- _Problem details_
Leaving out the pictures, copy each record below exactly.

[App and web page records]
%%
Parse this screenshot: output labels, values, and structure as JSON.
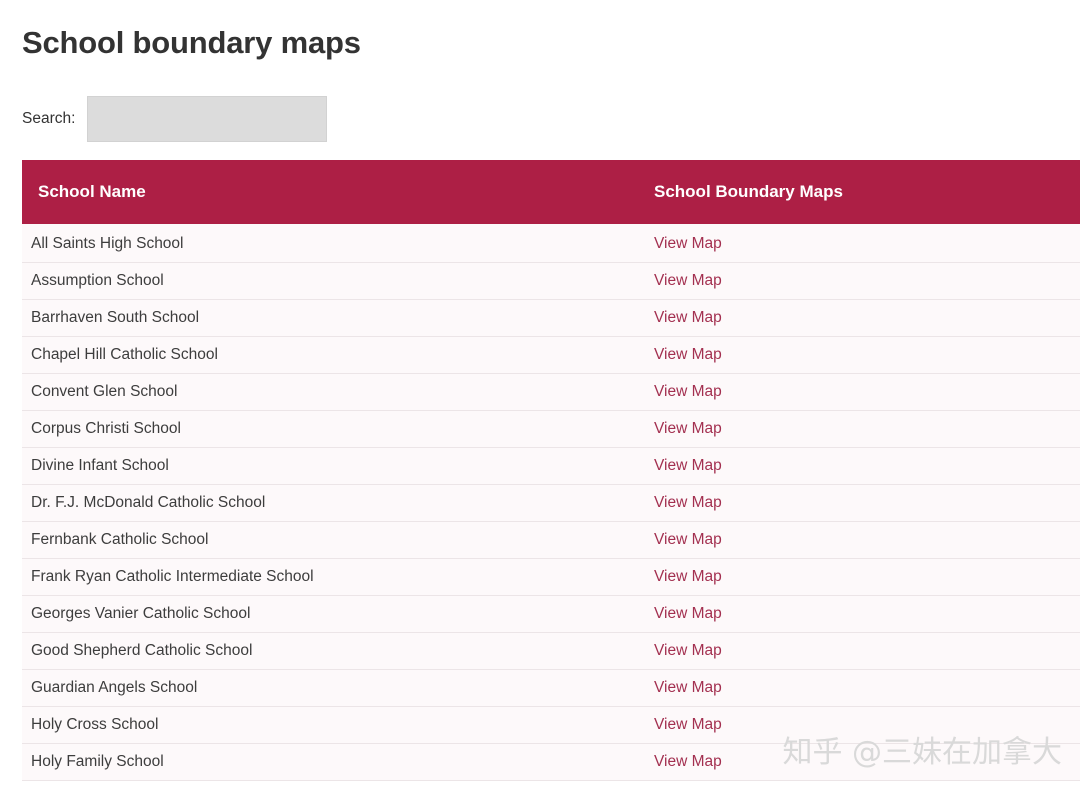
{
  "page": {
    "title": "School boundary maps"
  },
  "search": {
    "label": "Search:",
    "value": "",
    "placeholder": ""
  },
  "table": {
    "columns": [
      "School Name",
      "School Boundary Maps"
    ],
    "link_label": "View Map",
    "rows": [
      {
        "school_name": "All Saints High School",
        "map_link": "View Map"
      },
      {
        "school_name": "Assumption School",
        "map_link": "View Map"
      },
      {
        "school_name": "Barrhaven South School",
        "map_link": "View Map"
      },
      {
        "school_name": "Chapel Hill Catholic School",
        "map_link": "View Map"
      },
      {
        "school_name": "Convent Glen School",
        "map_link": "View Map"
      },
      {
        "school_name": "Corpus Christi School",
        "map_link": "View Map"
      },
      {
        "school_name": "Divine Infant School",
        "map_link": "View Map"
      },
      {
        "school_name": "Dr. F.J. McDonald Catholic School",
        "map_link": "View Map"
      },
      {
        "school_name": "Fernbank Catholic School",
        "map_link": "View Map"
      },
      {
        "school_name": "Frank Ryan Catholic Intermediate School",
        "map_link": "View Map"
      },
      {
        "school_name": "Georges Vanier Catholic School",
        "map_link": "View Map"
      },
      {
        "school_name": "Good Shepherd Catholic School",
        "map_link": "View Map"
      },
      {
        "school_name": "Guardian Angels School",
        "map_link": "View Map"
      },
      {
        "school_name": "Holy Cross School",
        "map_link": "View Map"
      },
      {
        "school_name": "Holy Family School",
        "map_link": "View Map"
      }
    ]
  },
  "watermark": {
    "text": "知乎 @三妹在加拿大"
  },
  "colors": {
    "header_background": "#ad1f45",
    "header_text": "#ffffff",
    "link": "#a33050",
    "table_background": "#fdf9fa",
    "row_divider": "#ece5e7",
    "title_text": "#333333",
    "search_input_background": "#dcdcdc",
    "watermark_text": "#d9d9d9"
  }
}
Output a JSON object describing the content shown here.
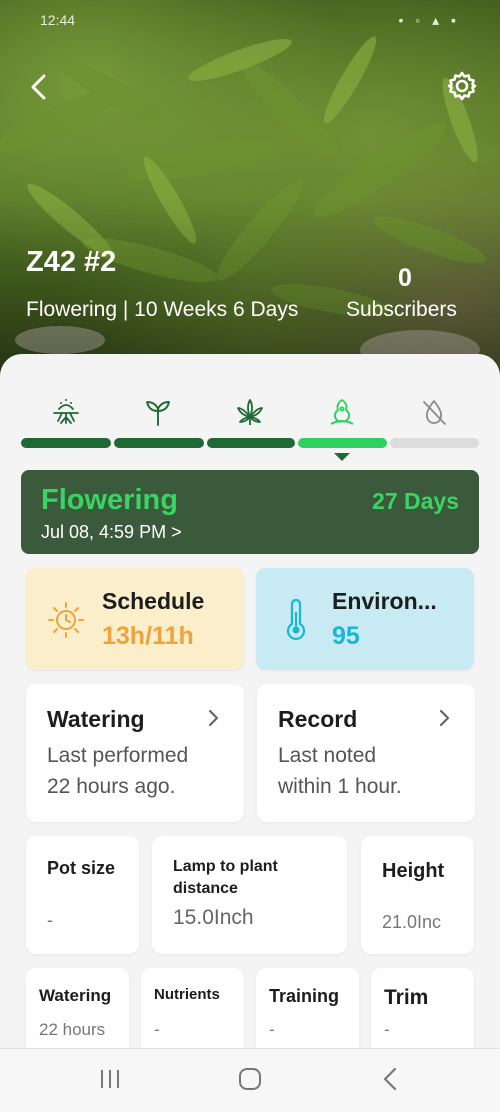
{
  "status_bar": {
    "time": "12:44"
  },
  "header": {
    "plant_name": "Z42 #2",
    "stage_text": "Flowering | 10 Weeks 6 Days",
    "subscribers_count": "0",
    "subscribers_label": "Subscribers",
    "back_icon": "chevron-left-icon",
    "settings_icon": "gear-icon"
  },
  "stages": [
    {
      "icon": "germination-icon"
    },
    {
      "icon": "seedling-icon"
    },
    {
      "icon": "vegetative-leaf-icon"
    },
    {
      "icon": "flowering-bud-icon"
    },
    {
      "icon": "harvest-drying-icon"
    }
  ],
  "stage_card": {
    "title": "Flowering",
    "date": "Jul 08, 4:59 PM >",
    "days": "27 Days"
  },
  "schedule": {
    "label": "Schedule",
    "value": "13h/11h"
  },
  "environment": {
    "label": "Environ...",
    "value": "95"
  },
  "watering_card": {
    "title": "Watering",
    "line1": "Last performed",
    "line2": "22 hours ago."
  },
  "record_card": {
    "title": "Record",
    "line1": "Last noted",
    "line2": "within 1 hour."
  },
  "stats": {
    "pot_size": {
      "label": "Pot size",
      "value": "-"
    },
    "lamp_distance": {
      "label_line1": "Lamp to plant",
      "label_line2": "distance",
      "value": "15.0Inch"
    },
    "height": {
      "label": "Height",
      "value": "21.0Inc"
    }
  },
  "activity": {
    "watering": {
      "label": "Watering",
      "value": "22 hours"
    },
    "nutrients": {
      "label": "Nutrients",
      "value": "-"
    },
    "training": {
      "label": "Training",
      "value": "-"
    },
    "trim": {
      "label": "Trim",
      "value": "-"
    }
  },
  "colors": {
    "stage_done": "#1f6a34",
    "stage_current": "#2ed15e",
    "stage_pending": "#dcdcdc",
    "stage_card_bg": "#3b5a3b",
    "accent_green": "#39d463",
    "schedule_bg": "#fbeecb",
    "schedule_value": "#f0a23b",
    "environment_bg": "#c7eaf3",
    "environment_value": "#19b7d6"
  },
  "nav": [
    "recent-apps-icon",
    "home-icon",
    "back-icon"
  ]
}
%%
- _Reply to the exercise_
Parse this screenshot: output labels, values, and structure as JSON.
{
  "page": {
    "title": "School boundary maps"
  },
  "search": {
    "label": "Search:",
    "value": "",
    "placeholder": ""
  },
  "table": {
    "columns": [
      "School Name",
      "School Boundary Maps"
    ],
    "link_label": "View Map",
    "rows": [
      {
        "school_name": "All Saints High School",
        "map_link": "View Map"
      },
      {
        "school_name": "Assumption School",
        "map_link": "View Map"
      },
      {
        "school_name": "Barrhaven South School",
        "map_link": "View Map"
      },
      {
        "school_name": "Chapel Hill Catholic School",
        "map_link": "View Map"
      },
      {
        "school_name": "Convent Glen School",
        "map_link": "View Map"
      },
      {
        "school_name": "Corpus Christi School",
        "map_link": "View Map"
      },
      {
        "school_name": "Divine Infant School",
        "map_link": "View Map"
      },
      {
        "school_name": "Dr. F.J. McDonald Catholic School",
        "map_link": "View Map"
      },
      {
        "school_name": "Fernbank Catholic School",
        "map_link": "View Map"
      },
      {
        "school_name": "Frank Ryan Catholic Intermediate School",
        "map_link": "View Map"
      },
      {
        "school_name": "Georges Vanier Catholic School",
        "map_link": "View Map"
      },
      {
        "school_name": "Good Shepherd Catholic School",
        "map_link": "View Map"
      },
      {
        "school_name": "Guardian Angels School",
        "map_link": "View Map"
      },
      {
        "school_name": "Holy Cross School",
        "map_link": "View Map"
      },
      {
        "school_name": "Holy Family School",
        "map_link": "View Map"
      }
    ]
  },
  "watermark": {
    "text": "知乎 @三妹在加拿大"
  },
  "colors": {
    "header_background": "#ad1f45",
    "header_text": "#ffffff",
    "link": "#a33050",
    "table_background": "#fdf9fa",
    "row_divider": "#ece5e7",
    "title_text": "#333333",
    "search_input_background": "#dcdcdc",
    "watermark_text": "#d9d9d9"
  }
}
Output a JSON object describing the content shown here.
{
  "status_bar": {
    "time": "12:44"
  },
  "header": {
    "plant_name": "Z42 #2",
    "stage_text": "Flowering | 10 Weeks 6 Days",
    "subscribers_count": "0",
    "subscribers_label": "Subscribers",
    "back_icon": "chevron-left-icon",
    "settings_icon": "gear-icon"
  },
  "stages": [
    {
      "icon": "germination-icon"
    },
    {
      "icon": "seedling-icon"
    },
    {
      "icon": "vegetative-leaf-icon"
    },
    {
      "icon": "flowering-bud-icon"
    },
    {
      "icon": "harvest-drying-icon"
    }
  ],
  "stage_card": {
    "title": "Flowering",
    "date": "Jul 08, 4:59 PM >",
    "days": "27 Days"
  },
  "schedule": {
    "label": "Schedule",
    "value": "13h/11h"
  },
  "environment": {
    "label": "Environ...",
    "value": "95"
  },
  "watering_card": {
    "title": "Watering",
    "line1": "Last performed",
    "line2": "22 hours ago."
  },
  "record_card": {
    "title": "Record",
    "line1": "Last noted",
    "line2": "within 1 hour."
  },
  "stats": {
    "pot_size": {
      "label": "Pot size",
      "value": "-"
    },
    "lamp_distance": {
      "label_line1": "Lamp to plant",
      "label_line2": "distance",
      "value": "15.0Inch"
    },
    "height": {
      "label": "Height",
      "value": "21.0Inc"
    }
  },
  "activity": {
    "watering": {
      "label": "Watering",
      "value": "22 hours"
    },
    "nutrients": {
      "label": "Nutrients",
      "value": "-"
    },
    "training": {
      "label": "Training",
      "value": "-"
    },
    "trim": {
      "label": "Trim",
      "value": "-"
    }
  },
  "colors": {
    "stage_done": "#1f6a34",
    "stage_current": "#2ed15e",
    "stage_pending": "#dcdcdc",
    "stage_card_bg": "#3b5a3b",
    "accent_green": "#39d463",
    "schedule_bg": "#fbeecb",
    "schedule_value": "#f0a23b",
    "environment_bg": "#c7eaf3",
    "environment_value": "#19b7d6"
  },
  "nav": [
    "recent-apps-icon",
    "home-icon",
    "back-icon"
  ]
}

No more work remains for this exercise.